**INPUT MATERIAL**.
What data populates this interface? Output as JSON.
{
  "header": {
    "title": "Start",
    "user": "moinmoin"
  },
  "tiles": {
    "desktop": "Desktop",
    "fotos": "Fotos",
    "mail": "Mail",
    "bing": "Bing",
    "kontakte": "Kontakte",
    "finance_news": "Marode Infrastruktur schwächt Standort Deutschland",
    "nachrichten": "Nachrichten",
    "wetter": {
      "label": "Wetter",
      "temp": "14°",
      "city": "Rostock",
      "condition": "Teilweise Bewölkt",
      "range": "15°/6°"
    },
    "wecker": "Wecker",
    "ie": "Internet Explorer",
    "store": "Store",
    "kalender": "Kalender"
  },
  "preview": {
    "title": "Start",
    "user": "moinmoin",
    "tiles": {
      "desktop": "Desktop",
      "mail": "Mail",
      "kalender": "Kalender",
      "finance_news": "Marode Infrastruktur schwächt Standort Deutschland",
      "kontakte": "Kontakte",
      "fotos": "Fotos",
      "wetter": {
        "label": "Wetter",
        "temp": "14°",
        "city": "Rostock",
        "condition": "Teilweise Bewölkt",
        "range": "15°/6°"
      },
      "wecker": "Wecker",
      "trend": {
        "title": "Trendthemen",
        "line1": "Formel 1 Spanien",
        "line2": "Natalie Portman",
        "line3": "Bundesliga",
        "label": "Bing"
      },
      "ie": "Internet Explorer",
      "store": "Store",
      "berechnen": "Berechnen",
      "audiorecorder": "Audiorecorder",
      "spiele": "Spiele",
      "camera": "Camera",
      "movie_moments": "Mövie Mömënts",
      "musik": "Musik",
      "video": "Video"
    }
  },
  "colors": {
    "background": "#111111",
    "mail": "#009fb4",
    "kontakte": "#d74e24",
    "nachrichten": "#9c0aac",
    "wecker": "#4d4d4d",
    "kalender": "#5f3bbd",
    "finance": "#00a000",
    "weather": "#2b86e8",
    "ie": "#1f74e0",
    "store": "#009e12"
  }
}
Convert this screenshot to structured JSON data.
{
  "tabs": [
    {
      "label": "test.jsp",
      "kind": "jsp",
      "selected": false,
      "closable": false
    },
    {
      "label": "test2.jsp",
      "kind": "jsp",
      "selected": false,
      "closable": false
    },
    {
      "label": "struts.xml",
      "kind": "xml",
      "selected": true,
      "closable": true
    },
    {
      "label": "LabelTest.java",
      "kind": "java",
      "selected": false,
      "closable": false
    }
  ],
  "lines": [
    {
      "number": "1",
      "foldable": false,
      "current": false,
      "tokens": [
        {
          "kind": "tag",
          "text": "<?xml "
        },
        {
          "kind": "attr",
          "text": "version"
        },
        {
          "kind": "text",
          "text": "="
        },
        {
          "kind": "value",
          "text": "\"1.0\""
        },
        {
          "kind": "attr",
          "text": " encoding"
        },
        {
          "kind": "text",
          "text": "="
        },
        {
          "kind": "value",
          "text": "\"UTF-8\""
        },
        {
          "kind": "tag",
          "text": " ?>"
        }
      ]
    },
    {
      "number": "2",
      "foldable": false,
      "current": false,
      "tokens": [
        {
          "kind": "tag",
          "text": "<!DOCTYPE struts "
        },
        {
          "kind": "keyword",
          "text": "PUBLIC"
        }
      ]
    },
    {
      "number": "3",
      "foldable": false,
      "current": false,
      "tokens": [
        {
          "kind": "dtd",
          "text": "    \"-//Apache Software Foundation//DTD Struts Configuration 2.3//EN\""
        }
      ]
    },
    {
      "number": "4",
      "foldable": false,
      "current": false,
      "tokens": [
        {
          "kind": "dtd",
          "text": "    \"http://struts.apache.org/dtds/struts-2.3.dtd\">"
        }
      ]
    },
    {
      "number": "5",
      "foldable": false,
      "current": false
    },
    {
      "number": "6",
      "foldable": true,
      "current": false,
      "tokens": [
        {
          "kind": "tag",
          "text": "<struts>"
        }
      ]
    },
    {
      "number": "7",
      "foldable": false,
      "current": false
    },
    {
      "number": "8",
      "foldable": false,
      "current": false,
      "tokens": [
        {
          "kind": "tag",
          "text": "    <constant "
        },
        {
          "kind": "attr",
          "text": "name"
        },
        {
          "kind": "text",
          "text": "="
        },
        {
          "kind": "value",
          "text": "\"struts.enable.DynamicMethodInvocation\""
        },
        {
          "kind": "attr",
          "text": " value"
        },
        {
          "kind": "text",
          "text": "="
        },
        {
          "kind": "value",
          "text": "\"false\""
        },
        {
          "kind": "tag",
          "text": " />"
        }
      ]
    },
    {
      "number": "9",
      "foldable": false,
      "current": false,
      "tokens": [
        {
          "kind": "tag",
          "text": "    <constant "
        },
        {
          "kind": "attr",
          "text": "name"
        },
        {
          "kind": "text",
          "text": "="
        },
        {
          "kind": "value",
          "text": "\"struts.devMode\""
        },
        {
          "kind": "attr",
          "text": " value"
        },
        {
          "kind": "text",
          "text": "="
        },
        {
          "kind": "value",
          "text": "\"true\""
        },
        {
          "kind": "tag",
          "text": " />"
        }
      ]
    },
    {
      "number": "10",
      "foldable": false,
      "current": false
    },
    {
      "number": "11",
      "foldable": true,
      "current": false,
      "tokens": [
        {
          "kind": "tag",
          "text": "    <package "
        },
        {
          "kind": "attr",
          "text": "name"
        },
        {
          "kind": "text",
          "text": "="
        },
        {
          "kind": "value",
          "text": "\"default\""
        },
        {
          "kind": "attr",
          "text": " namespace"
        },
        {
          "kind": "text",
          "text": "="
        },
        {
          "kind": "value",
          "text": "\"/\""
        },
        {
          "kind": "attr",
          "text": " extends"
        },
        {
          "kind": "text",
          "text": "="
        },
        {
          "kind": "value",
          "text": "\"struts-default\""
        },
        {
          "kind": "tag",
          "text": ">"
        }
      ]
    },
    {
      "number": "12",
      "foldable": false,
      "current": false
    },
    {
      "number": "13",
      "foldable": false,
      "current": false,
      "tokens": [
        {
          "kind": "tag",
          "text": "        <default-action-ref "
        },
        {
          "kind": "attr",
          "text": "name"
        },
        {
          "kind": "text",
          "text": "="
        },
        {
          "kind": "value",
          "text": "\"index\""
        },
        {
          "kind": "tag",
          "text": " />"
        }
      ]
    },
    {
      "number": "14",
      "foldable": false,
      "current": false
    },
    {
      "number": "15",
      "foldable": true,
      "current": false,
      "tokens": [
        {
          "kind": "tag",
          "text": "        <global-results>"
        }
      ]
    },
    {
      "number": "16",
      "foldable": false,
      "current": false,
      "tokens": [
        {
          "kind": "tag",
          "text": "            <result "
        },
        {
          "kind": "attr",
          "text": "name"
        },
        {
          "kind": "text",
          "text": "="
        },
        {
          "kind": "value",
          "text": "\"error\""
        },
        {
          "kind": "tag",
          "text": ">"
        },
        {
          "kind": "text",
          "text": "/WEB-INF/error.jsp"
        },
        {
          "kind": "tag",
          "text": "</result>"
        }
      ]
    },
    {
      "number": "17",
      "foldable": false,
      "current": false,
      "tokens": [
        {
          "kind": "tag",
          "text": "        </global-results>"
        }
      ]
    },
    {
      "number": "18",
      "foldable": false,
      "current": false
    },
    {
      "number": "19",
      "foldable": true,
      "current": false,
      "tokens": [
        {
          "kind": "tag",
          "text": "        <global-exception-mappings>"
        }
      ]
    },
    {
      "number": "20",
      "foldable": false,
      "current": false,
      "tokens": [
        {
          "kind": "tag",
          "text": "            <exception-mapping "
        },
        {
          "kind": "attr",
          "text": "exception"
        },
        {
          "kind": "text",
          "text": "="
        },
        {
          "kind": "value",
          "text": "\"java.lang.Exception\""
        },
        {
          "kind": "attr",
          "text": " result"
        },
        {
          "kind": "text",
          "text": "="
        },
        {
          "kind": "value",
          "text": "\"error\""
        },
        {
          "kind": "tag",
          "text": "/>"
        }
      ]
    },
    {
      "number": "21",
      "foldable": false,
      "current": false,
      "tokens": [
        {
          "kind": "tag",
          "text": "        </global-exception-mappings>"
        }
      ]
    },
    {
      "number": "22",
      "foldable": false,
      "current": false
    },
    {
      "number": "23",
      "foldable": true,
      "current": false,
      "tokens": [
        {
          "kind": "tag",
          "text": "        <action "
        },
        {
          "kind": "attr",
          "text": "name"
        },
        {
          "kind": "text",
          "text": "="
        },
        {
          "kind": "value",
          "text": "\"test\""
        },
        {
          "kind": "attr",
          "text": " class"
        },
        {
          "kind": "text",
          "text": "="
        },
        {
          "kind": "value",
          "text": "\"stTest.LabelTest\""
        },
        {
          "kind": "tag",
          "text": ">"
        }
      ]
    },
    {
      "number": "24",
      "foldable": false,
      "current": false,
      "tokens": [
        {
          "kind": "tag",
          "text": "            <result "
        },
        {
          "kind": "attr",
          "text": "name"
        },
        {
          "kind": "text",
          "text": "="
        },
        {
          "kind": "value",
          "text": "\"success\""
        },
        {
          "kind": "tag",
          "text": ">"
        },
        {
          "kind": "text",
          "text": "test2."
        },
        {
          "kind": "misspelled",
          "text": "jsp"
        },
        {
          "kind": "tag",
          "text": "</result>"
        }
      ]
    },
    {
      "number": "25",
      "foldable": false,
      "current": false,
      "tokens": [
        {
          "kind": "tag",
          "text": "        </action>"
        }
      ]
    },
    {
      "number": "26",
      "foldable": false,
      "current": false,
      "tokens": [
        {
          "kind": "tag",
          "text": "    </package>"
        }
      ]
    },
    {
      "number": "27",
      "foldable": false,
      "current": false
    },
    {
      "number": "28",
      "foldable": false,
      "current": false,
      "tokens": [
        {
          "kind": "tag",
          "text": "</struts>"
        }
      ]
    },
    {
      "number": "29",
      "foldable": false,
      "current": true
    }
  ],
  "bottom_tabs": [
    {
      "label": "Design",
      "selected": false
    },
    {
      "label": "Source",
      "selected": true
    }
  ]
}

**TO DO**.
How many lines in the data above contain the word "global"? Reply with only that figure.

**EXPECTED ANSWER**.
4